__Task objective__.
Please reproduce every entry below without omitting a single line.

__Data__.
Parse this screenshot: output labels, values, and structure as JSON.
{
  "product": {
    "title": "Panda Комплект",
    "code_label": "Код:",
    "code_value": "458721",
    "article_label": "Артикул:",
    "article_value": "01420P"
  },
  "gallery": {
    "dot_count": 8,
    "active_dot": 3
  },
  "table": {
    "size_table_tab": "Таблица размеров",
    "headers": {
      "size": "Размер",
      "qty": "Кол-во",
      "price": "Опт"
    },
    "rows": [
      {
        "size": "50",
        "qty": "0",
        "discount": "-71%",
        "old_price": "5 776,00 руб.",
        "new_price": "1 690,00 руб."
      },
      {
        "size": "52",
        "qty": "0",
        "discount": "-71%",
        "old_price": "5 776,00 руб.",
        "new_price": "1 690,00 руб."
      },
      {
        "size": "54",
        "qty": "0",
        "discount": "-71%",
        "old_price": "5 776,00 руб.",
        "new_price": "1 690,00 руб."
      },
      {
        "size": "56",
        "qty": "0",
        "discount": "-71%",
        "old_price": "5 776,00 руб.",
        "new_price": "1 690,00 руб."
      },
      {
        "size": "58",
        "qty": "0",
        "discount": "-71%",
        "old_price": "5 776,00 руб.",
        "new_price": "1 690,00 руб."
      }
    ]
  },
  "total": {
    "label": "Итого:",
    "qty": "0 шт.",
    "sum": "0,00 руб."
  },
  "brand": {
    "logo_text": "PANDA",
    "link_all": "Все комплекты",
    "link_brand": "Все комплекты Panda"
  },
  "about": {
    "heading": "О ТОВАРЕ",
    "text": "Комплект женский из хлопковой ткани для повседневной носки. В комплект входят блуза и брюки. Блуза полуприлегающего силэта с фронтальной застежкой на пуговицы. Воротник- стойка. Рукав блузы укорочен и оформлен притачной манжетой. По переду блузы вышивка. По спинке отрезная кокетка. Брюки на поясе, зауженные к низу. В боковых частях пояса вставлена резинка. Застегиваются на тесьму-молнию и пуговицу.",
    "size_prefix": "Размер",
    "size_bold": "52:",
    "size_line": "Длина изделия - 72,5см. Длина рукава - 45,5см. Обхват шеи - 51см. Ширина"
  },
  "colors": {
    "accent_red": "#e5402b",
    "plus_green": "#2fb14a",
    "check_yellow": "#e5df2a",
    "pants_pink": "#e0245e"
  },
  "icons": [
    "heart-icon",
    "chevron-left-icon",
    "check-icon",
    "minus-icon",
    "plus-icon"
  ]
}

__Reply to the exercise__.
Parse this screenshot: output labels, values, and structure as JSON.
{
  "product": {
    "title": "Panda Комплект",
    "code_label": "Код:",
    "code_value": "458721",
    "article_label": "Артикул:",
    "article_value": "01420P"
  },
  "gallery": {
    "dot_count": 8,
    "active_dot": 3
  },
  "table": {
    "size_table_tab": "Таблица размеров",
    "headers": {
      "size": "Размер",
      "qty": "Кол-во",
      "price": "Опт"
    },
    "rows": [
      {
        "size": "50",
        "qty": "0",
        "discount": "-71%",
        "old_price": "5 776,00 руб.",
        "new_price": "1 690,00 руб."
      },
      {
        "size": "52",
        "qty": "0",
        "discount": "-71%",
        "old_price": "5 776,00 руб.",
        "new_price": "1 690,00 руб."
      },
      {
        "size": "54",
        "qty": "0",
        "discount": "-71%",
        "old_price": "5 776,00 руб.",
        "new_price": "1 690,00 руб."
      },
      {
        "size": "56",
        "qty": "0",
        "discount": "-71%",
        "old_price": "5 776,00 руб.",
        "new_price": "1 690,00 руб."
      },
      {
        "size": "58",
        "qty": "0",
        "discount": "-71%",
        "old_price": "5 776,00 руб.",
        "new_price": "1 690,00 руб."
      }
    ]
  },
  "total": {
    "label": "Итого:",
    "qty": "0 шт.",
    "sum": "0,00 руб."
  },
  "brand": {
    "logo_text": "PANDA",
    "link_all": "Все комплекты",
    "link_brand": "Все комплекты Panda"
  },
  "about": {
    "heading": "О ТОВАРЕ",
    "text": "Комплект женский из хлопковой ткани для повседневной носки. В комплект входят блуза и брюки. Блуза полуприлегающего силэта с фронтальной застежкой на пуговицы. Воротник- стойка. Рукав блузы укорочен и оформлен притачной манжетой. По переду блузы вышивка. По спинке отрезная кокетка. Брюки на поясе, зауженные к низу. В боковых частях пояса вставлена резинка. Застегиваются на тесьму-молнию и пуговицу.",
    "size_prefix": "Размер",
    "size_bold": "52:",
    "size_line": "Длина изделия - 72,5см. Длина рукава - 45,5см. Обхват шеи - 51см. Ширина"
  },
  "colors": {
    "accent_red": "#e5402b",
    "plus_green": "#2fb14a",
    "check_yellow": "#e5df2a",
    "pants_pink": "#e0245e"
  },
  "icons": [
    "heart-icon",
    "chevron-left-icon",
    "check-icon",
    "minus-icon",
    "plus-icon"
  ]
}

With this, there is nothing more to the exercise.